_Aim of the exercise:_ The required answer is each line in the entries below where "Calcular" occurs.

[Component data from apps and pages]
========

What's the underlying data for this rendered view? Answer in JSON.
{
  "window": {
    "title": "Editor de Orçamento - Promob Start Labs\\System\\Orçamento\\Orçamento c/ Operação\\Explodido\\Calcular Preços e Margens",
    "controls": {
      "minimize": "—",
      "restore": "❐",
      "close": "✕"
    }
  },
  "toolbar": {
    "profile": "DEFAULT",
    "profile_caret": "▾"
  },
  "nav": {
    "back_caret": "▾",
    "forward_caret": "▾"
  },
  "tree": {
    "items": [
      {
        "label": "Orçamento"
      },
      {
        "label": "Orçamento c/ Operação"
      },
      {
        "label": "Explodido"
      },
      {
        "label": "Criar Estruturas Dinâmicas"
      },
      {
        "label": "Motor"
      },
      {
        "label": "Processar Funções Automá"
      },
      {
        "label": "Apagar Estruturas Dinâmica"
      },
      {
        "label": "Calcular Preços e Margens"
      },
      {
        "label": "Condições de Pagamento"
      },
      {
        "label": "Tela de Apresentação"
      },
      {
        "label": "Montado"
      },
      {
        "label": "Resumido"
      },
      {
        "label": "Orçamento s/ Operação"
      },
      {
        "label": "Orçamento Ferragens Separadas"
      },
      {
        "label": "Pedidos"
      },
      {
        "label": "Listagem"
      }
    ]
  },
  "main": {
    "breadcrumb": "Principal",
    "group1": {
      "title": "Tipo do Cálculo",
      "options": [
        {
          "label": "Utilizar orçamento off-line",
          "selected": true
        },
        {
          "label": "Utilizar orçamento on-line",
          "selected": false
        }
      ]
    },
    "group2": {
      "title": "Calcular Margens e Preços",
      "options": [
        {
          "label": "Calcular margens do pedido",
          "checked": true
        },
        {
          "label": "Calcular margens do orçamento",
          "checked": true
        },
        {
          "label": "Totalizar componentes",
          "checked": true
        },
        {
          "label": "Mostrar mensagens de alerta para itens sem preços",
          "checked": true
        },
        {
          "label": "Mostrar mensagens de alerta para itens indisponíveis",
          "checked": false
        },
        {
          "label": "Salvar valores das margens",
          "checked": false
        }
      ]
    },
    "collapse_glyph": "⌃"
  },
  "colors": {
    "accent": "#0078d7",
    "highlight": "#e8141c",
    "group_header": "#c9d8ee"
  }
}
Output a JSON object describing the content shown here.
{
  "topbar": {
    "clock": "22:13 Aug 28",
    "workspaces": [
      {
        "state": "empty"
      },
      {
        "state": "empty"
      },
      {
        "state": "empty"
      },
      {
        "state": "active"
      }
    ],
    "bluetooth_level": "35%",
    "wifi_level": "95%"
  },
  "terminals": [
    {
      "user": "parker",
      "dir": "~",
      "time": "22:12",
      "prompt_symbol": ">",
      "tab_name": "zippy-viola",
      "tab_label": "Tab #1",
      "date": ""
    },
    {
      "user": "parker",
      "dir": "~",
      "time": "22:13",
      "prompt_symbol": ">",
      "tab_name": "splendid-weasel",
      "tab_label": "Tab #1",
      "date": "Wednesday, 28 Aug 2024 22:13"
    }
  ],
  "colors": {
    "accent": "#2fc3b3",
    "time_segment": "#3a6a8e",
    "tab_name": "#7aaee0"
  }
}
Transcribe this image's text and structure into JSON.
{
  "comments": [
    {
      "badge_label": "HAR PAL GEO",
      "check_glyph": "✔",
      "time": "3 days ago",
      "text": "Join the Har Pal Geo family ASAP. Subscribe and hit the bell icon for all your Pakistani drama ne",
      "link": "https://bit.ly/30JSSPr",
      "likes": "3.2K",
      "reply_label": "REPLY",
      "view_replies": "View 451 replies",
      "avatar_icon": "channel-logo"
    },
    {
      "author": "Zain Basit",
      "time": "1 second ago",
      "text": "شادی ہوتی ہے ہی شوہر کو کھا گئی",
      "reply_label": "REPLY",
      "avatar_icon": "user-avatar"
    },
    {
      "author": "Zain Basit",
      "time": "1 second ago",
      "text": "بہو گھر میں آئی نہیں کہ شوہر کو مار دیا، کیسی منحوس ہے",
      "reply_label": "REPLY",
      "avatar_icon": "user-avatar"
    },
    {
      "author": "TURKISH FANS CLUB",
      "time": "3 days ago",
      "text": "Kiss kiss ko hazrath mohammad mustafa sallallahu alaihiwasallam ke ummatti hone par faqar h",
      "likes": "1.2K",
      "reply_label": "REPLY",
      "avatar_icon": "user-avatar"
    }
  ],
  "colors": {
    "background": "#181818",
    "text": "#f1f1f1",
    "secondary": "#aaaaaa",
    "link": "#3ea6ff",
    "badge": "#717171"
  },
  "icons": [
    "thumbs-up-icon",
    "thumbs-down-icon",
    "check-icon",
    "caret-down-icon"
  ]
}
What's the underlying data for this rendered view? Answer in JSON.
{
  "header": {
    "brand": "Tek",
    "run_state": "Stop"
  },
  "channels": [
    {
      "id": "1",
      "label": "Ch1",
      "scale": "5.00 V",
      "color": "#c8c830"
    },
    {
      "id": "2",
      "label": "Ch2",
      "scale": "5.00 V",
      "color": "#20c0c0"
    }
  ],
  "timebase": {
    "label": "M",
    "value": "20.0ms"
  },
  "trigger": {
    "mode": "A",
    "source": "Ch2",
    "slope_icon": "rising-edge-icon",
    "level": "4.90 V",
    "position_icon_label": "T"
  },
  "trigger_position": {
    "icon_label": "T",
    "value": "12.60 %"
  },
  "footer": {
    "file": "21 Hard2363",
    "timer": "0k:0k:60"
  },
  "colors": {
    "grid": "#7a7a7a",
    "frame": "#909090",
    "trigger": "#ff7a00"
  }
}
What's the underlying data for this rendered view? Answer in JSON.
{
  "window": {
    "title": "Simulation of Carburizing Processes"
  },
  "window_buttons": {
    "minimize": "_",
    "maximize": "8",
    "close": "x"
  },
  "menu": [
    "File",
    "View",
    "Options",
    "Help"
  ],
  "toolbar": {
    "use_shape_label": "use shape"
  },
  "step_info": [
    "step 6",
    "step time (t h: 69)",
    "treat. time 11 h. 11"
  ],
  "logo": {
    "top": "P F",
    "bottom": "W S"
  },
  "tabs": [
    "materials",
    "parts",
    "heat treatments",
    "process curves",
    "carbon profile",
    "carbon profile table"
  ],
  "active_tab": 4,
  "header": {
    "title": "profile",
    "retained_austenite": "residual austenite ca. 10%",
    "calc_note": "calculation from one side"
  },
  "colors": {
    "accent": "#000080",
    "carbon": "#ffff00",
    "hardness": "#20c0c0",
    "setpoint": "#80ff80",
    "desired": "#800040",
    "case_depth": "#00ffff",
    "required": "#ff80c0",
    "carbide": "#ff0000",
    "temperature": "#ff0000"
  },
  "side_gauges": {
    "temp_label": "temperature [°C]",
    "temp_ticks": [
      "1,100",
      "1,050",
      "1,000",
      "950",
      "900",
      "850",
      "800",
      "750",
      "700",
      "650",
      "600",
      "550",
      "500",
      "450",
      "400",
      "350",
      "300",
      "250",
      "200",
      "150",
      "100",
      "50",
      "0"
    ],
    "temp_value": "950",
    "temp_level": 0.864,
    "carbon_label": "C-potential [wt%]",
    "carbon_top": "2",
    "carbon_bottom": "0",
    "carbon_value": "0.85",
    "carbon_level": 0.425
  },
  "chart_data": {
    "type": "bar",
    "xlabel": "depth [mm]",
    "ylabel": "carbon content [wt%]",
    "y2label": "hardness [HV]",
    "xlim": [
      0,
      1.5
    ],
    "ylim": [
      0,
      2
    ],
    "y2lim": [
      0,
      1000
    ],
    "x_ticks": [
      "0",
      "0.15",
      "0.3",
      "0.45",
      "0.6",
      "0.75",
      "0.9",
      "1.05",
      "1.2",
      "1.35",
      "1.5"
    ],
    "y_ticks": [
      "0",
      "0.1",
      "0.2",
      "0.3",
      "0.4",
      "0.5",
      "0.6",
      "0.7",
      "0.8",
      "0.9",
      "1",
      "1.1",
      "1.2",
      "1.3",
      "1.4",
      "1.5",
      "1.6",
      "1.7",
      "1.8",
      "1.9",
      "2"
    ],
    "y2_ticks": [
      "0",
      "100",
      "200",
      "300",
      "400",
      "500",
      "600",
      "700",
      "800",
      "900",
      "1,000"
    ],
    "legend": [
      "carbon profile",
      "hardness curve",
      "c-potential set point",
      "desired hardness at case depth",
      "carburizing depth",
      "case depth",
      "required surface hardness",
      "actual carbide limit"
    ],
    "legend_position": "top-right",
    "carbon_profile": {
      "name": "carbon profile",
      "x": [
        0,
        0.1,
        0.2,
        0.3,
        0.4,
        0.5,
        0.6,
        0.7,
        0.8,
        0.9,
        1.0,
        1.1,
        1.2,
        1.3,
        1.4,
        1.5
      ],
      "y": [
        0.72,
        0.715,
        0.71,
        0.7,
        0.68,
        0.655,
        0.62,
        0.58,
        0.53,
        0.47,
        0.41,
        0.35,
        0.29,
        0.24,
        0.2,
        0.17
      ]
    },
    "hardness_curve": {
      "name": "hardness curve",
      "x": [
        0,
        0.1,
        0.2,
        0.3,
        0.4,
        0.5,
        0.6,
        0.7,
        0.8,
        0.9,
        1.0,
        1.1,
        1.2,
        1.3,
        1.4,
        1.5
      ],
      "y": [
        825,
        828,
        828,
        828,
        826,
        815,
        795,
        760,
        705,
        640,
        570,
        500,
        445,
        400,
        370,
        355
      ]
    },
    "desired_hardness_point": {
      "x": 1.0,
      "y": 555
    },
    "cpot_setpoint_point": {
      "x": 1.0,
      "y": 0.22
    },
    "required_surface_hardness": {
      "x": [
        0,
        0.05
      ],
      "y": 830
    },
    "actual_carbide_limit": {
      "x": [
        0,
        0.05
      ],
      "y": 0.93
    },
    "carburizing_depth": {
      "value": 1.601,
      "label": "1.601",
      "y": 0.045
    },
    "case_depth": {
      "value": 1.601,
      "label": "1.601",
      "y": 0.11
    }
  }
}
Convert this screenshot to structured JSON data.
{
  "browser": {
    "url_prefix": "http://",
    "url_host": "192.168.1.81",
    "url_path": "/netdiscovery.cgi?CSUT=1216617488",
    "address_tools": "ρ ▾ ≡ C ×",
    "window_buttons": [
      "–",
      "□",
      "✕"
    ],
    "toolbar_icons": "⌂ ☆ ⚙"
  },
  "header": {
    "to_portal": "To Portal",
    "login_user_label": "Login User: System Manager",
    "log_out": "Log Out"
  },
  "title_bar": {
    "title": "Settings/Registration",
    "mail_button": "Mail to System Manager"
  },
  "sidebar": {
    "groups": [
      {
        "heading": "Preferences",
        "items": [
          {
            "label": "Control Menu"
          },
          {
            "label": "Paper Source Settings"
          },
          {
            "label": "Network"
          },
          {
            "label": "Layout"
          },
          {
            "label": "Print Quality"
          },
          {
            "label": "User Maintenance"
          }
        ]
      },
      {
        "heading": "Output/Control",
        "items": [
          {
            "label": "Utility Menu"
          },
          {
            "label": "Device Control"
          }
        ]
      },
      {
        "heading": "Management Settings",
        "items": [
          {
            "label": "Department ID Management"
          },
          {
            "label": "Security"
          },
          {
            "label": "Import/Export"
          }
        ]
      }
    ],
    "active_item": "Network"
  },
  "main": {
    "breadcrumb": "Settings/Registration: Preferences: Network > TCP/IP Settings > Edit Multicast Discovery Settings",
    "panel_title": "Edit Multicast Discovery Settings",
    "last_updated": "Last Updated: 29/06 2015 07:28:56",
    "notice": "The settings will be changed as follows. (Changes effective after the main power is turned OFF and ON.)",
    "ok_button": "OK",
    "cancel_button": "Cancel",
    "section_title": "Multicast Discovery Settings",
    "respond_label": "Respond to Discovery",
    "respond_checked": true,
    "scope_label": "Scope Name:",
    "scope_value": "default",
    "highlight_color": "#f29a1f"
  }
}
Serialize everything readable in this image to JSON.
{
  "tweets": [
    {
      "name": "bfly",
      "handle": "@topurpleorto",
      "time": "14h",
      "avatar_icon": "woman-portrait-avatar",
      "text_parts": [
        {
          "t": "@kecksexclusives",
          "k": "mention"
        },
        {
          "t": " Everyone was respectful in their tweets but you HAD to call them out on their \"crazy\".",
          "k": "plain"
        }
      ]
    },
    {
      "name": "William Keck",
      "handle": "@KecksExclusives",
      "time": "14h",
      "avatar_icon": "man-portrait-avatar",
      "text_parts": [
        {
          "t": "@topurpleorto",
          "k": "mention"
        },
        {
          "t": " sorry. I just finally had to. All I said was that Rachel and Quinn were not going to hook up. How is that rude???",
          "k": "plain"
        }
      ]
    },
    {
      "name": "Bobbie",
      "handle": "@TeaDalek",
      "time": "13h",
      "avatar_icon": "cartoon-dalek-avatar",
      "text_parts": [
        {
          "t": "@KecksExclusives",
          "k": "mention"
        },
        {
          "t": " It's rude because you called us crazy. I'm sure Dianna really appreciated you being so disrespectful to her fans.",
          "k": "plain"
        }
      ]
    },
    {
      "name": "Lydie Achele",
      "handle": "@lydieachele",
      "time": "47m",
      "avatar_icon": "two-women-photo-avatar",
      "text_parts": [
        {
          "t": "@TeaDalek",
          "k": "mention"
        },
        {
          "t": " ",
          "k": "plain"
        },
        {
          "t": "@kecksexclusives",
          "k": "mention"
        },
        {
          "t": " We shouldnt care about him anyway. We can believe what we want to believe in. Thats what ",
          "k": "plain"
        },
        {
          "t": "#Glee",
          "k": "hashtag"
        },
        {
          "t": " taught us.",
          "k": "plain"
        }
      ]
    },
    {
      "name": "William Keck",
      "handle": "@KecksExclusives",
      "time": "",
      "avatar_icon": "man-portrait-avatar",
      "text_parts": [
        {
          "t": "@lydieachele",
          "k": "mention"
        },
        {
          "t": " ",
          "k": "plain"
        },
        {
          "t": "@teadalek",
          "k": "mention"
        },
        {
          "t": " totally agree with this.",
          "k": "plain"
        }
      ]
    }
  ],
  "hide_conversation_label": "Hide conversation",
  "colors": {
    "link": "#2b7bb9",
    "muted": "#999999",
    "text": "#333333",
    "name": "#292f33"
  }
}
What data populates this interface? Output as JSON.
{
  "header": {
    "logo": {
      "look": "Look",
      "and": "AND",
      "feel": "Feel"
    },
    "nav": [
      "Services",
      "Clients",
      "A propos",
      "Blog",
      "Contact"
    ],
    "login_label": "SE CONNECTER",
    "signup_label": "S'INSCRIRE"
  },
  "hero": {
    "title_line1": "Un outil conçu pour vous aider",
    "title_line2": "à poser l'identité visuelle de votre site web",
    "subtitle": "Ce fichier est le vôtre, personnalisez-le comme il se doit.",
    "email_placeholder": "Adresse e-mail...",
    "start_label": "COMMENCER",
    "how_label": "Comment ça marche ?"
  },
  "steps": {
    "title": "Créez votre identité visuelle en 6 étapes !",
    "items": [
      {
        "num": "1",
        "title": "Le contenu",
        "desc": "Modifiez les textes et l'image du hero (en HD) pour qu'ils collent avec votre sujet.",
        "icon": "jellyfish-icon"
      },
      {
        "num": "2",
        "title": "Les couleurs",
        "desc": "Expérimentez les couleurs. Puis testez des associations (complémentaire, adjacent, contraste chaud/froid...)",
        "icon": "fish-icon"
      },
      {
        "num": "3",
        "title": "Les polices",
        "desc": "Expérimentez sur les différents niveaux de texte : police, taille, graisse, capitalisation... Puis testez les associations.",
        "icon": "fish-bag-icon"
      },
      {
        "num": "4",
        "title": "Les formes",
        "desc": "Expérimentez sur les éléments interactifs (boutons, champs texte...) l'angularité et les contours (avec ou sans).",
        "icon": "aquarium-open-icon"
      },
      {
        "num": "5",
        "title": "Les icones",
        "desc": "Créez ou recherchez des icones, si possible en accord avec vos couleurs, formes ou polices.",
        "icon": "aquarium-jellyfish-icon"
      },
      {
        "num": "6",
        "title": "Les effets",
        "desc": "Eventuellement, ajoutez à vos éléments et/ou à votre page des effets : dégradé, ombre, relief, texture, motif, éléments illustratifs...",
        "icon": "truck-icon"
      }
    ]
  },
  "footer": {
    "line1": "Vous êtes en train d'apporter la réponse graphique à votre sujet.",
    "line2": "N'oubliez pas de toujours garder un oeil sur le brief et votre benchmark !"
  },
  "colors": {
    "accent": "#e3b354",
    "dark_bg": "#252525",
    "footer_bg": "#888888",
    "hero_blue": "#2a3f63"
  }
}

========

_Your response:_
    "title": "Editor de Orçamento - Promob Start Labs\\System\\Orçamento\\Orçamento c/ Operação\\Explodido\\Calcular Preços e Margens",
        "label": "Calcular Preços e Margens"
      "title": "Calcular Margens e Preços",
          "label": "Calcular margens do pedido",
          "label": "Calcular margens do orçamento",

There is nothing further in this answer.